DATA FOR ANALYSIS
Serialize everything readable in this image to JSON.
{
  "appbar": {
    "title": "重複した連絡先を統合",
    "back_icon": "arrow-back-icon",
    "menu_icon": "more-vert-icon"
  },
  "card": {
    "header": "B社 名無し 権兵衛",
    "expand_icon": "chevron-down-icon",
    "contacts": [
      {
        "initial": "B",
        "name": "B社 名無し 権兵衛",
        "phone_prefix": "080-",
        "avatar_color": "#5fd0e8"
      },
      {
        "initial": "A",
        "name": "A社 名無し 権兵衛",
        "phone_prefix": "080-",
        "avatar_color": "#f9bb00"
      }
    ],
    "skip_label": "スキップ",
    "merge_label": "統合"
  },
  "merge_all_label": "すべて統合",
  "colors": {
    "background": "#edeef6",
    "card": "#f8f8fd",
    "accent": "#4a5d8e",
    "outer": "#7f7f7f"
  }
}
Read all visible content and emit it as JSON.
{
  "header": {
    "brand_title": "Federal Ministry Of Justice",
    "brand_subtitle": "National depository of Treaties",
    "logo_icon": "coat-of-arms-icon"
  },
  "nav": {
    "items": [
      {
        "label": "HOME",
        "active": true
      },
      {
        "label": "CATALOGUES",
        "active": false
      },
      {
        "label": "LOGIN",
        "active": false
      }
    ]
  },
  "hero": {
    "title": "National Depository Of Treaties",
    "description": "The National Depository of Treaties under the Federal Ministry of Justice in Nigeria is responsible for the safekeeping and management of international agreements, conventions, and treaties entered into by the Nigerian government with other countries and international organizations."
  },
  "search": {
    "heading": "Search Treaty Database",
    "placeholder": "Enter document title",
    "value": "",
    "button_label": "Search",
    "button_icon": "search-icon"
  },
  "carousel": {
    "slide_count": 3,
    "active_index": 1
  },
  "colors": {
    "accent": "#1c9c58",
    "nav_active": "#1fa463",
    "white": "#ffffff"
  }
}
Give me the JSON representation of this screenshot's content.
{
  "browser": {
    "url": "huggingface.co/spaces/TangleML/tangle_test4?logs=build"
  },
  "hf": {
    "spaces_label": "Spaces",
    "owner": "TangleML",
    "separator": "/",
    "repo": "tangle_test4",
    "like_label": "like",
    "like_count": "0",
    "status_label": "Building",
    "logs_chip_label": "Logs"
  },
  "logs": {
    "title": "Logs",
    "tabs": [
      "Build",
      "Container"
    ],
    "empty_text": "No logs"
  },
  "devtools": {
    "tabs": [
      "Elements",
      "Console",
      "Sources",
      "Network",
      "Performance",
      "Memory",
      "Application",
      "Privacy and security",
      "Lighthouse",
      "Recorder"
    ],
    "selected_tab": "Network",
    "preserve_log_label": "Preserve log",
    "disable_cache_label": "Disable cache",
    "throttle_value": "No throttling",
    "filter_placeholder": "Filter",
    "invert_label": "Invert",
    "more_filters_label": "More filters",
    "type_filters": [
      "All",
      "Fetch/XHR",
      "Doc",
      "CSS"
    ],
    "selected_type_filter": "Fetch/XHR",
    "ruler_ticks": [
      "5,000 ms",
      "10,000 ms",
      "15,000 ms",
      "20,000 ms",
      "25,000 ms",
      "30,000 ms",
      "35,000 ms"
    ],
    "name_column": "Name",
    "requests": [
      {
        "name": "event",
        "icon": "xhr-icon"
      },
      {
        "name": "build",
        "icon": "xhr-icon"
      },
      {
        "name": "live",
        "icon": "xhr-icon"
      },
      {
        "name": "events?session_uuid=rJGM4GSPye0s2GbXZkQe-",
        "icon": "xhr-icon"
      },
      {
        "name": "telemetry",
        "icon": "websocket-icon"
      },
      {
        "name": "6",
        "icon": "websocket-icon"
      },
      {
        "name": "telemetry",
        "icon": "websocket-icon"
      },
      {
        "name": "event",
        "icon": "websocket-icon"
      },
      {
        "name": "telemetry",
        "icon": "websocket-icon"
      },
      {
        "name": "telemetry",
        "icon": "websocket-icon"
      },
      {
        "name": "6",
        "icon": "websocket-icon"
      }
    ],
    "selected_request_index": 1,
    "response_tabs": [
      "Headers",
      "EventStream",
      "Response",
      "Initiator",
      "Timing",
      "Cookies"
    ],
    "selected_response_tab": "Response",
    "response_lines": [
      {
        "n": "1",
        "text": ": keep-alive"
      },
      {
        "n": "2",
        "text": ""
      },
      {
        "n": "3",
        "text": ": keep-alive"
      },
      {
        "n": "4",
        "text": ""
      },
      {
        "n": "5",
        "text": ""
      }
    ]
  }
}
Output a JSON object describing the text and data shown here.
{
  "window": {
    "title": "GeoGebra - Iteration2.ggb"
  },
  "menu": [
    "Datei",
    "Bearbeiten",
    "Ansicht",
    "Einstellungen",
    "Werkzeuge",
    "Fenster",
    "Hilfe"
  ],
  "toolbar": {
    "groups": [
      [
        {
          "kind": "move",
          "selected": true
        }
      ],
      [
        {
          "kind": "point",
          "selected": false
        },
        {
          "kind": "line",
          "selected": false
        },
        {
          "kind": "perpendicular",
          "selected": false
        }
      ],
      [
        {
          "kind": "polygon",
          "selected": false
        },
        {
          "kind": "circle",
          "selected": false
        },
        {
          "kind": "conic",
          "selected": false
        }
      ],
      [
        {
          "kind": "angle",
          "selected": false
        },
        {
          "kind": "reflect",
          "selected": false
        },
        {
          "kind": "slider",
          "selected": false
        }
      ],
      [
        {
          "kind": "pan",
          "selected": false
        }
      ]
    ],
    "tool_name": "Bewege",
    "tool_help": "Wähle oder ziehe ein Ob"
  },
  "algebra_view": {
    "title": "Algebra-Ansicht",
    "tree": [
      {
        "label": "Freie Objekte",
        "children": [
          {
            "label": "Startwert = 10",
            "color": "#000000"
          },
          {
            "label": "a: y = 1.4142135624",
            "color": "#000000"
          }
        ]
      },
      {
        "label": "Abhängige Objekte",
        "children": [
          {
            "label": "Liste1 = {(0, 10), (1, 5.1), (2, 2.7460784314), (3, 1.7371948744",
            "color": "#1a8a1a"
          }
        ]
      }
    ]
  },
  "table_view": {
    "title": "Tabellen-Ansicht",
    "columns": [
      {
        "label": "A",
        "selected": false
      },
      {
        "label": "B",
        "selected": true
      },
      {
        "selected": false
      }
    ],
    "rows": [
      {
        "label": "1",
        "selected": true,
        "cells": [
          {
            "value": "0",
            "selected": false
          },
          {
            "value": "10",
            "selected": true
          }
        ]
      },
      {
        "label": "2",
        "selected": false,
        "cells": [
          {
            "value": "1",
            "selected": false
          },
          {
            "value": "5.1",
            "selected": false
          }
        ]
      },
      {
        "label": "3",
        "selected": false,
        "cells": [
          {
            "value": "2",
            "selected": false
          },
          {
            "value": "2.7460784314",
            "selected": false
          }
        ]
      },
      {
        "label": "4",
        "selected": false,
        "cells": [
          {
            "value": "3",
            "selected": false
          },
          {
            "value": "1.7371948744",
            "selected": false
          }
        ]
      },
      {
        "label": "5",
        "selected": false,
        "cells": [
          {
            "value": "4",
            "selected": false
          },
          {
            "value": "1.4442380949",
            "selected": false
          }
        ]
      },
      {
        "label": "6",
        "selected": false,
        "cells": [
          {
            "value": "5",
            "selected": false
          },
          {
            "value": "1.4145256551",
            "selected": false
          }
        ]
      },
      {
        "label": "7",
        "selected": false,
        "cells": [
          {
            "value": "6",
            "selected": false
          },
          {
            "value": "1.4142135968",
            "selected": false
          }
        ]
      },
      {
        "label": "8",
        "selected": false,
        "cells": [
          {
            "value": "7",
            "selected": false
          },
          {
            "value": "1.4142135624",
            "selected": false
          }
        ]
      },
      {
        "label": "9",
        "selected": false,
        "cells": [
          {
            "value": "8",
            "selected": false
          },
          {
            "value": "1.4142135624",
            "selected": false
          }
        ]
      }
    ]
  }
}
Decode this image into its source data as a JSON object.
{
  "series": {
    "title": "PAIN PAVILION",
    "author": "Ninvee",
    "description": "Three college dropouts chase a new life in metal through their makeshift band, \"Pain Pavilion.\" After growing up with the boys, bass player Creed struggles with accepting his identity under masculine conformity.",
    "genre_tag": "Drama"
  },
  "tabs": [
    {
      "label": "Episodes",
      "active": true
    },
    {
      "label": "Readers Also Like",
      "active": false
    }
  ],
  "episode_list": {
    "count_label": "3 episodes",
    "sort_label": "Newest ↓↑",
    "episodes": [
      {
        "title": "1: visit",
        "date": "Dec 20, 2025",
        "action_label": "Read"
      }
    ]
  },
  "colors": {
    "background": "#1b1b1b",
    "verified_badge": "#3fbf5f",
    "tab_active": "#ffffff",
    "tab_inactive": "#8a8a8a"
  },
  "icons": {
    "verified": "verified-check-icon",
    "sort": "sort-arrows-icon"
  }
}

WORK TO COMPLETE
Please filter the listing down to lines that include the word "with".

WORKED SOLUTION
    "description": "The National Depository of Treaties under the Federal Ministry of Justice in Nigeria is responsible for the safekeeping and management of international agreements, conventions, and treaties entered into by the Nigerian government with other countries and international organizations."
    "description": "Three college dropouts chase a new life in metal through their makeshift band, \"Pain Pavilion.\" After growing up with the boys, bass player Creed struggles with accepting his identity under masculine conformity.",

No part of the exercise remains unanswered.